Work to be completed:
Across the following data, how many lines include the string "laminates"? Reply with the number and nothing more.

Data supplied:
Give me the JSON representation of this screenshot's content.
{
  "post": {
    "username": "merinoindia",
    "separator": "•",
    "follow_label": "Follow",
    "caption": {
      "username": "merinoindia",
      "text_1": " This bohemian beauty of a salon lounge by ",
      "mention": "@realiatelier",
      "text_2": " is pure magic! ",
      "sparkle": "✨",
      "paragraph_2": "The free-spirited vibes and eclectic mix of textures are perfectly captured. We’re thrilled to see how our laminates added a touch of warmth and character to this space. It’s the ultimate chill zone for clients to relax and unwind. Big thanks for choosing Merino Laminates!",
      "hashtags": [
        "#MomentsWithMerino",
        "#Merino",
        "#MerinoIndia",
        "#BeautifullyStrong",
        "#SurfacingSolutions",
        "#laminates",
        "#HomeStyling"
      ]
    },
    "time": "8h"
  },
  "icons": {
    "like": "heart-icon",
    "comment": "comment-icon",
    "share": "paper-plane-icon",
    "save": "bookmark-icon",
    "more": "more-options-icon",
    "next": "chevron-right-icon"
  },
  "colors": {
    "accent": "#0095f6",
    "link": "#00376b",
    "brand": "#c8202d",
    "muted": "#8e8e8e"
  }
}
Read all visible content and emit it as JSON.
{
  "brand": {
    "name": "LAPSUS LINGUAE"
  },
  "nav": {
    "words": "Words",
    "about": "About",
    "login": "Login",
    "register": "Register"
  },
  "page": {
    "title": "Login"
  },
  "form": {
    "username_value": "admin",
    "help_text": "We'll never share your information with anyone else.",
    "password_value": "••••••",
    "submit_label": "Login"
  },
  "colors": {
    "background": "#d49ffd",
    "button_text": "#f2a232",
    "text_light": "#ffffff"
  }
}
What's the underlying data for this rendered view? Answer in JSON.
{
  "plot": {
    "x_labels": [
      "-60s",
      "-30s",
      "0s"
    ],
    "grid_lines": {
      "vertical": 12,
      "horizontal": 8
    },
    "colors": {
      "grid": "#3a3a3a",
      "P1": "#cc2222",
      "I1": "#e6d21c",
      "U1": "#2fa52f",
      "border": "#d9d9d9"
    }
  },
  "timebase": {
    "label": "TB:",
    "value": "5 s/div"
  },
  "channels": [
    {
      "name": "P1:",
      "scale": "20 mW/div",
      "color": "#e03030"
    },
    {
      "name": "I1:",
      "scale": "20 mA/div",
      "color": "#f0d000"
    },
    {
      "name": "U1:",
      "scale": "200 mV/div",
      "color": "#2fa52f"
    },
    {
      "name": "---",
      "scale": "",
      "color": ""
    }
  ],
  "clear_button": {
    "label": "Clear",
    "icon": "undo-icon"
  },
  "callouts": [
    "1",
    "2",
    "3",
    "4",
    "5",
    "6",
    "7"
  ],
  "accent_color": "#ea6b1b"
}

Result for this task:
2